iran revolution rally 311.
(photo credit: AP)
As the revolt against tyranny spreads across the Middle East, shaking the very
foundations of the Arab political order, it appears as if we are at the doorstep
of a new and uncharted world.
Old certainties, like the sands of Arabia,
are rapidly being swept away, leaving Israel and the West peering into a
potential vacuum of insecurity and doubt.
Fundamentally Freund: The limits of peace
Fundamentally Freund: Wiki-Palestine
The thought of the Muslim
Brotherhood rising to power in Egypt, or radical Islamists seizing control of
Jordan or Yemen, is enough to make even the most sober analysts reach for some
Just think about it: The entire strategic balance in the

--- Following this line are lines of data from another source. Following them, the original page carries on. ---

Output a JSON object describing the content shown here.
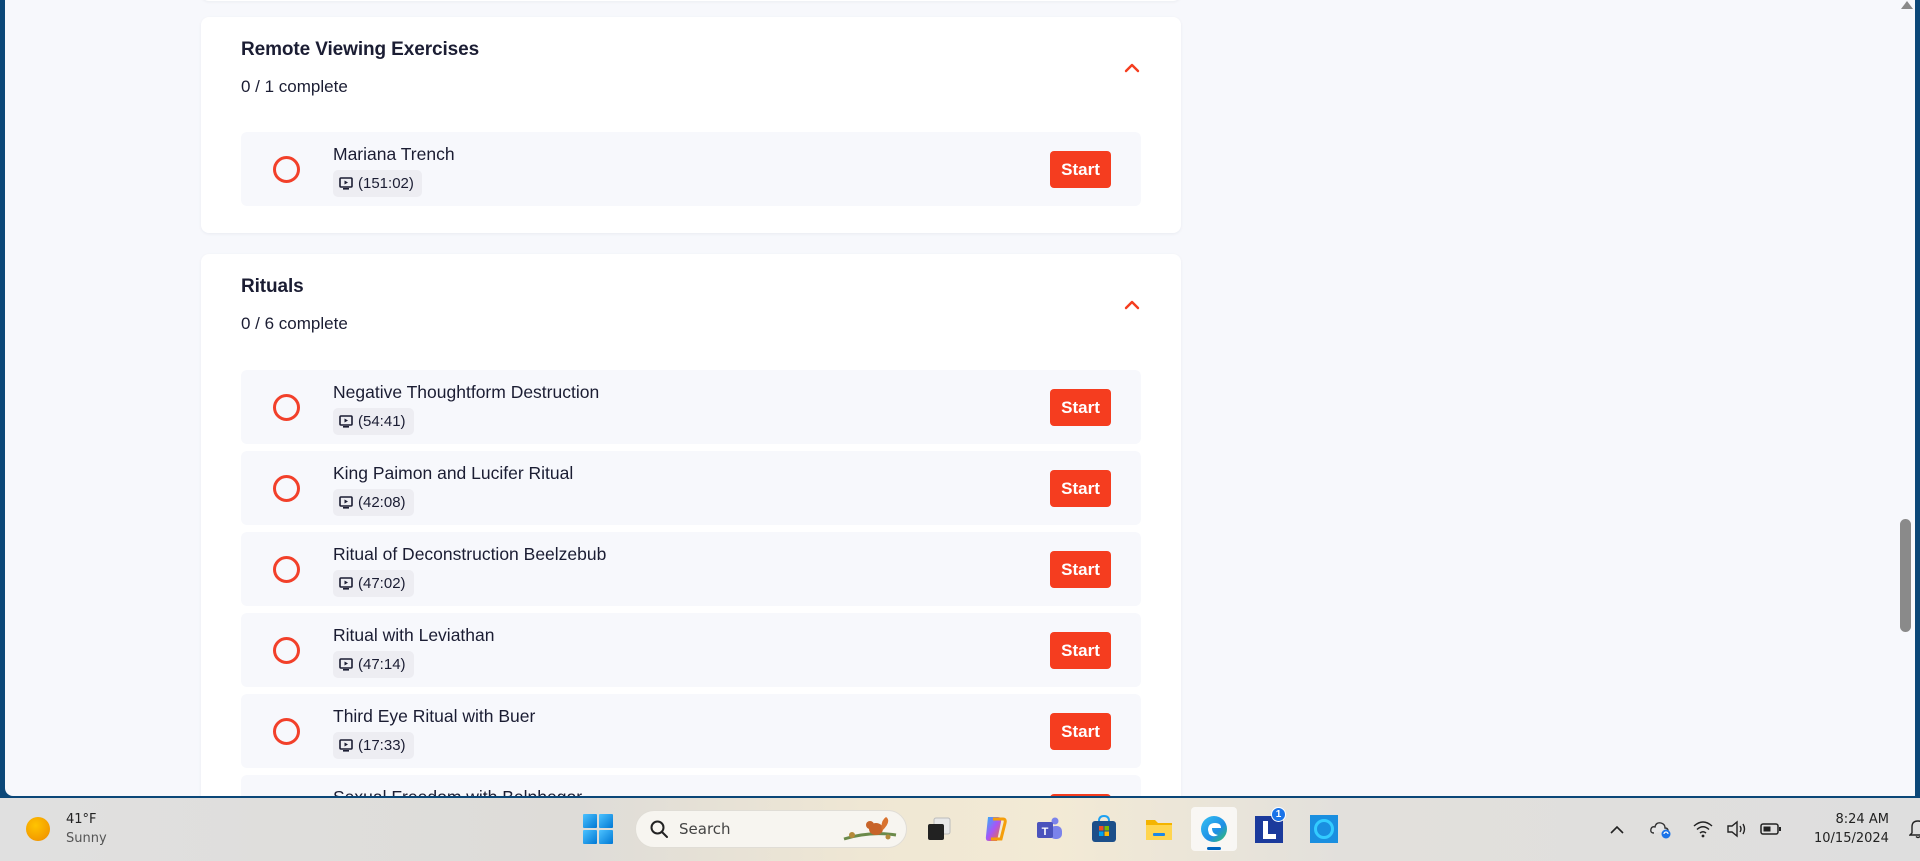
{
  "sections": [
    {
      "title": "Remote Viewing Exercises",
      "progress": "0 / 1 complete",
      "expanded": true,
      "lessons": [
        {
          "title": "Mariana Trench",
          "duration": "(151:02)",
          "completed": false,
          "action": "Start"
        }
      ]
    },
    {
      "title": "Rituals",
      "progress": "0 / 6 complete",
      "expanded": true,
      "lessons": [
        {
          "title": "Negative Thoughtform Destruction",
          "duration": "(54:41)",
          "completed": false,
          "action": "Start"
        },
        {
          "title": "King Paimon and Lucifer Ritual",
          "duration": "(42:08)",
          "completed": false,
          "action": "Start"
        },
        {
          "title": "Ritual of Deconstruction Beelzebub",
          "duration": "(47:02)",
          "completed": false,
          "action": "Start"
        },
        {
          "title": "Ritual with Leviathan",
          "duration": "(47:14)",
          "completed": false,
          "action": "Start"
        },
        {
          "title": "Third Eye Ritual with Buer",
          "duration": "(17:33)",
          "completed": false,
          "action": "Start"
        },
        {
          "title": "Sexual Freedom with Belphegor",
          "duration": "",
          "completed": false,
          "action": "Start"
        }
      ]
    }
  ],
  "colors": {
    "accent": "#f53d1f",
    "title_text": "#1b1d33",
    "page_bg": "#f7f8fc",
    "window_border": "#0b4778"
  },
  "taskbar": {
    "weather": {
      "temp": "41°F",
      "condition": "Sunny",
      "icon": "sun-icon"
    },
    "search_placeholder": "Search",
    "apps": [
      {
        "name": "task-view",
        "icon": "task-view-icon"
      },
      {
        "name": "copilot",
        "icon": "copilot-icon"
      },
      {
        "name": "teams",
        "icon": "teams-icon"
      },
      {
        "name": "microsoft-store",
        "icon": "store-icon"
      },
      {
        "name": "file-explorer",
        "icon": "folder-icon"
      },
      {
        "name": "edge",
        "icon": "edge-icon",
        "active": true
      },
      {
        "name": "l-app",
        "icon": "l-app-icon",
        "badge": "1"
      },
      {
        "name": "alexa",
        "icon": "alexa-icon"
      }
    ],
    "tray": [
      "chevron-up-icon",
      "onedrive-sync-icon",
      "wifi-icon",
      "volume-icon",
      "battery-icon"
    ],
    "time": "8:24 AM",
    "date": "10/15/2024"
  }
}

region could easily come unhinged if forces hostile to the US and its allies
gain greater clout thanks to the popular unrest.
Democracy, of course, is
still the best system invented by mankind, so it is only natural that many wish
to cheer on the protesters and see them prevail. After all, why should Libyans
have to chafe under the quixotic rule of crazy Muammar Gaddafi, or Qataris be
forced to submit to the whims of their eccentric emir? But democracy also has
its flaws, and chief among them is the fact that the people have the right to be
wrong, and to choose the worst possible leaders.
It is eminently
conceivable that if given the chance, millions of newly-emancipated Muslim
voters might do just that by pulling the lever for extreme
This is more than just nervous hand-wringing. Consider
the findings of a survey released in December by the Pew Research Center’s
Global Attitudes Project, which found widespread support in a number of Arab
countries for terrorist groups and suicide bombings. In Jordan, which has had a
peace treaty with Israel since 1994, a whopping 60 percent of those polled said
they had a favorable view of Hamas; 55% felt the same about Hezbollah, and more
than a third expressed a positive opinion about al-Qaida.
The fact that
these organizations live to kill, and do not hesitate to spill the blood of the
innocent doesn’t seem to bother Jordanians all that much. If given the chance,
whom do you think they would vote for?
And in Egypt, which has been at peace
with Israel for three decades, the situation is only marginally better. Just
under half – 49% – of all Muslims in Egypt say they look kindly on Hamas, while
30% back Hezbollah and 20% have a positive opinion of Al-Qaida. That doesn’t
exactly sound like a good basis on which to build a liberal, Western-style
When it comes to support for suicide bombings, the picture is
equally distressing. Twenty percent of Egyptians and Jordanians, and 39% of
Lebanese, said such atrocities are often or sometimes justified.
not sound like a lot, but Egypt’s population is over 80 million, which means
that some 16 million do not have sufficient moral qualms to reject the barbarity
of suicide attacks.
HOWEVER MUCH we might want to believe that deep down
all people are the same, and that if only we could reason with them we would
join hands and sing the chorus to “We Are the World,” that is not going to
happen any time soon.
So we need to stop fooling ourselves into thinking
this is 1776, and that Jeffersonian-style democracy is about to flourish
throughout the region. It isn’t.
Millions of our neighbors might be
longing for freedom, but many of them also wish to toss us into the
The truth is that there is not much that Israel can do in the
current situation, other than to keep its eyes and ears open and prepare for any
eventuality. But one thing we can certainly do is to exploit what is happening
to improve our standing in the world.
The contrast between the region’s
sole democracy and its assortment of monarchies, autocracies, sultanates and
emirates is stark and undeniable. Instead of maintaining what amounts to radio
silence about the events unfolding around us, the government should be pressing
hard to underline the vast differences between Israel and its
Prime Minister Binyamin Netanyahu highlighted this point at
the beginning of the month, when he told visiting German Chancellor Angela
Merkel that “we are an island of stability in the region.”
But much more
needs to be done.
The message we should be disseminating, as the world’s
attention is tuned to our area, is quite simple. We have built a vibrant and
free society on the shifting sands of the Middle East, while our neighbors have
We have given unprecedented freedom to Jew, Christian and Arab alike
to voice their opinions, pray as they wish and vote for whomever they choose. We
earnestly seek peace, and do not back terror – state-sponsored or
Until the time comes when our neighbors can honestly say the
same, the Middle East will continue to simmer.